Task goal: Go through the entries below and tally each line holding the string "JSON". Return the number only.

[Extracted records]
== Segment start ==
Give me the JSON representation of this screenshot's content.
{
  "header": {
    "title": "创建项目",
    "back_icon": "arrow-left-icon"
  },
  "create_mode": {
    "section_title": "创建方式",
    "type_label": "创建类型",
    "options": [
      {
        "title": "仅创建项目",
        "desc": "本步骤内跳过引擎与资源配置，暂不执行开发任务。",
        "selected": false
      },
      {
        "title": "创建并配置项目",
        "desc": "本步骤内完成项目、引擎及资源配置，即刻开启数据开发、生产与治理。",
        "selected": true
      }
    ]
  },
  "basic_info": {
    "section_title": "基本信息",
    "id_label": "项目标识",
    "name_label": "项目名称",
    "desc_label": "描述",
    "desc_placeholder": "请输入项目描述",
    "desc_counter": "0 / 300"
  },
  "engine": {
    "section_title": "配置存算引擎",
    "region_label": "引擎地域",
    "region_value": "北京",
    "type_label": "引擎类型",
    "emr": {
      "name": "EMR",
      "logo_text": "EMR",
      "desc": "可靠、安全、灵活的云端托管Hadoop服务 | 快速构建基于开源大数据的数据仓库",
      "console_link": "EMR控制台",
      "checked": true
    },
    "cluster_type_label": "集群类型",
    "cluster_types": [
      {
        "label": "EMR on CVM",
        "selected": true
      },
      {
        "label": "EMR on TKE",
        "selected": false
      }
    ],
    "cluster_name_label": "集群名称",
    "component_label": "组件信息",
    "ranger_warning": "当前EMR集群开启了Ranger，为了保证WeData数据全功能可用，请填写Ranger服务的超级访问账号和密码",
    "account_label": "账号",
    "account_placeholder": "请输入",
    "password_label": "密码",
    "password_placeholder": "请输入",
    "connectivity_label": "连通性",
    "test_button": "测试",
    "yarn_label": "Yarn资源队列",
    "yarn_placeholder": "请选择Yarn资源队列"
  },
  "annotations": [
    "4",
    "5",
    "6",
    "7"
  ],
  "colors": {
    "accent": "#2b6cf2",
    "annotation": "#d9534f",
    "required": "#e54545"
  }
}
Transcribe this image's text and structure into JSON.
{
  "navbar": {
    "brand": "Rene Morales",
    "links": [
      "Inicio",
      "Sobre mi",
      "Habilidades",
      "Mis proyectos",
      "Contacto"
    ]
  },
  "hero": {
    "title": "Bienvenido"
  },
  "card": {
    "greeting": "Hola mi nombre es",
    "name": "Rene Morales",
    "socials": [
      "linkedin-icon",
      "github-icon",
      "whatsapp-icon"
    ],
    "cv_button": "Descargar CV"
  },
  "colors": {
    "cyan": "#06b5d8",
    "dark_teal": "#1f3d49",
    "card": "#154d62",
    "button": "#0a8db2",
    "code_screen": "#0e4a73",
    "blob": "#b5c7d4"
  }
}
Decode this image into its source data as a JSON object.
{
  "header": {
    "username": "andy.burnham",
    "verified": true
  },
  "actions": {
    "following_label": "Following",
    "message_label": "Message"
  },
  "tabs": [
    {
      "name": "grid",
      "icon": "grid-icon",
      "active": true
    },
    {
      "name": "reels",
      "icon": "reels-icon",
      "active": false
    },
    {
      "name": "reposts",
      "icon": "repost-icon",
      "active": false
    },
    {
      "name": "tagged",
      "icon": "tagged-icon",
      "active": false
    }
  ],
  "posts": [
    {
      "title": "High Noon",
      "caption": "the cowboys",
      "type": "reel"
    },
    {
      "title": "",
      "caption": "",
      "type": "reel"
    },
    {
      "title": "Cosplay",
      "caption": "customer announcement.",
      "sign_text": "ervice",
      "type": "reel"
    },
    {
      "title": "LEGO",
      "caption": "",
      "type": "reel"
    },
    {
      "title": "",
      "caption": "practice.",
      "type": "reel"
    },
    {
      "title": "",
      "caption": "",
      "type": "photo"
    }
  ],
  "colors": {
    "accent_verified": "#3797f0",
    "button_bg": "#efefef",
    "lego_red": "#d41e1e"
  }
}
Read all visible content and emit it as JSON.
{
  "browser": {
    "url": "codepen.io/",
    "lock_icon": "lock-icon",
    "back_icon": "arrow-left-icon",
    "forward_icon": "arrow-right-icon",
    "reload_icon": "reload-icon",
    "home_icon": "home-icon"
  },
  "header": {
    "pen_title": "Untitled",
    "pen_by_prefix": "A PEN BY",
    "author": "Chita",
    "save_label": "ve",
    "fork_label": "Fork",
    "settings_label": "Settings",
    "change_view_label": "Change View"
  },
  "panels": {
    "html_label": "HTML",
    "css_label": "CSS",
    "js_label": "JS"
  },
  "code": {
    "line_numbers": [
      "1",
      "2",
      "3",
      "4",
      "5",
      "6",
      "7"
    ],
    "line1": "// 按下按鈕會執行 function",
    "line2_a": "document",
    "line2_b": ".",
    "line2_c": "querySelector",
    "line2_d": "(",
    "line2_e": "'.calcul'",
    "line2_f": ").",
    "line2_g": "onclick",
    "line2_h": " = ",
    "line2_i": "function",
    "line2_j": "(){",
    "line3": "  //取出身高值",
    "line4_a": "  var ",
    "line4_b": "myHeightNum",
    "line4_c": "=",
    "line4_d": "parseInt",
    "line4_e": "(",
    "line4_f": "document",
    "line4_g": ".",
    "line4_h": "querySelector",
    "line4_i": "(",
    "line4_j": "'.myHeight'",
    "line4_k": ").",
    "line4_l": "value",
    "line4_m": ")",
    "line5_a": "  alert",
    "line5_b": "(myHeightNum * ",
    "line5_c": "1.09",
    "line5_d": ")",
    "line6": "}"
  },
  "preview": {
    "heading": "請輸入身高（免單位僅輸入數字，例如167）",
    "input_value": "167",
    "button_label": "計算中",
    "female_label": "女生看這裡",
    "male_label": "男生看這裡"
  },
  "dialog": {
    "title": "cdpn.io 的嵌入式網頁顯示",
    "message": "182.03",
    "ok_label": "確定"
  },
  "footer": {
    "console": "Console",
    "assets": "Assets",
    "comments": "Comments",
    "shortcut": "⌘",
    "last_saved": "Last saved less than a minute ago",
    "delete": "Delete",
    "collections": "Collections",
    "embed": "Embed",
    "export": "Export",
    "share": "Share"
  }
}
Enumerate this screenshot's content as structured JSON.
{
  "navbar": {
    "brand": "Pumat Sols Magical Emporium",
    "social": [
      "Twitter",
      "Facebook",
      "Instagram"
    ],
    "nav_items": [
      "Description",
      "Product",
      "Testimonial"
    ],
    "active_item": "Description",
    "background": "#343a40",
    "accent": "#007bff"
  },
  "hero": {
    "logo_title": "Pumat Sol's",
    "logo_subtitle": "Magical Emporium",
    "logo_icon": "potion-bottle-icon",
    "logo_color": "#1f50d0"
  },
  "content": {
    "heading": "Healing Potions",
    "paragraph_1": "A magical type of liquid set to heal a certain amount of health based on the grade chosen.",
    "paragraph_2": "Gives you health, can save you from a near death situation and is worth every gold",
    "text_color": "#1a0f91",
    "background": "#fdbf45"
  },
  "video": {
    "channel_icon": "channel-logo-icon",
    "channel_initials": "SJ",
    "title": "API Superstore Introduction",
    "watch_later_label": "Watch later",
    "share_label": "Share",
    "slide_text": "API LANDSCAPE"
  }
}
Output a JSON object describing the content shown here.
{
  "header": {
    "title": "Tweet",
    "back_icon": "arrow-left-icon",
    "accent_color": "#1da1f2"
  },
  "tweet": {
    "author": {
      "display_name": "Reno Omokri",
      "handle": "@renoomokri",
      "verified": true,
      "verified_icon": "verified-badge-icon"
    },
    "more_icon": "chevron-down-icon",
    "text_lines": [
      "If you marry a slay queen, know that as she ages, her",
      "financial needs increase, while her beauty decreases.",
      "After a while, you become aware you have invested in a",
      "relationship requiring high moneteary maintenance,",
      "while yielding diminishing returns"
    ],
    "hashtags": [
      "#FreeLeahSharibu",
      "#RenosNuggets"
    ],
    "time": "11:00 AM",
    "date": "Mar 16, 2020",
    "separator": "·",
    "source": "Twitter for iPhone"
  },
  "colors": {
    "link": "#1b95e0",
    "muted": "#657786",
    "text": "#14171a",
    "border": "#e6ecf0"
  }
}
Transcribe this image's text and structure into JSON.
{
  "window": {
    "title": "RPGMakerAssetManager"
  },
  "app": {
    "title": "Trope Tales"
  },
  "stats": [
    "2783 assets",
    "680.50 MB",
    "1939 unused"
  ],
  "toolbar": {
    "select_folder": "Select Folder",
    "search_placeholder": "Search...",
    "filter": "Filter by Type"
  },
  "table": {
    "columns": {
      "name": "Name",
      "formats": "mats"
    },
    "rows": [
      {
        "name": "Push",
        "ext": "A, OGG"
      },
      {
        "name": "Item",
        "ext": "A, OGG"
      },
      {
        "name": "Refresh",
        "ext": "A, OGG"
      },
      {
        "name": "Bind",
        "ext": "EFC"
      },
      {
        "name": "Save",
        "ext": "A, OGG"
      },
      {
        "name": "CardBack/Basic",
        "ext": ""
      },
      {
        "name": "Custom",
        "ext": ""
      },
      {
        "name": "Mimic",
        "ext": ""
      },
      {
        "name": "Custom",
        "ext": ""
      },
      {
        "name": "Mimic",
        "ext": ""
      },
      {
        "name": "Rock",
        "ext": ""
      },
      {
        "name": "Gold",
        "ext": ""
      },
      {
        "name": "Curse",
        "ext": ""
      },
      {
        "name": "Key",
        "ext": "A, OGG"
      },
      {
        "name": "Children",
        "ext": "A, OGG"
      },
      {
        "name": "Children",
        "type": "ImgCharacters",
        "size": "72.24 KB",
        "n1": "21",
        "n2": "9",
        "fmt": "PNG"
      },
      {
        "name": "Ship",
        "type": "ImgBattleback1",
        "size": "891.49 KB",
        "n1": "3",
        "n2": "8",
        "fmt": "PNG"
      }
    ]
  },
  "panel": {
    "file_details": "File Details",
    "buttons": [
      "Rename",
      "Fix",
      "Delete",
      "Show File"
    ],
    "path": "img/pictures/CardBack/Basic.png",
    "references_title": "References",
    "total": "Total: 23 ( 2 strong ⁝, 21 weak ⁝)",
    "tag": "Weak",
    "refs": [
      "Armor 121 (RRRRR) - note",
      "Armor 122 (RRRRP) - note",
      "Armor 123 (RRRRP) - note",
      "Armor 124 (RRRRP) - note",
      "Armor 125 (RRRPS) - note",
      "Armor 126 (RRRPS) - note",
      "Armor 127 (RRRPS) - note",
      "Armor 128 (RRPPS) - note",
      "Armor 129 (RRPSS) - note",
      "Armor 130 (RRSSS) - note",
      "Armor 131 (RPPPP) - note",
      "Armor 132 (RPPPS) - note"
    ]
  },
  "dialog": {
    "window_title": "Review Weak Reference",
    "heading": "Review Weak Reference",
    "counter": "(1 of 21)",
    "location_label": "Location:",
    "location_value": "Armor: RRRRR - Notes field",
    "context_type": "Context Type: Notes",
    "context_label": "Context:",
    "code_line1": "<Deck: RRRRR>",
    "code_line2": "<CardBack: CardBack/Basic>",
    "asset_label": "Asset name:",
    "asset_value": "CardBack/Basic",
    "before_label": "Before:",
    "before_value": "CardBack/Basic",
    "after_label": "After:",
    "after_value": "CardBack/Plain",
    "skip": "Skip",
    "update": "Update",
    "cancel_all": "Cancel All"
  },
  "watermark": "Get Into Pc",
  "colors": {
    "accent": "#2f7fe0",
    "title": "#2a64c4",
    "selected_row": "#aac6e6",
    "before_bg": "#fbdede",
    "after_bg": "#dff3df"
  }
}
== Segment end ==
Finished task: 7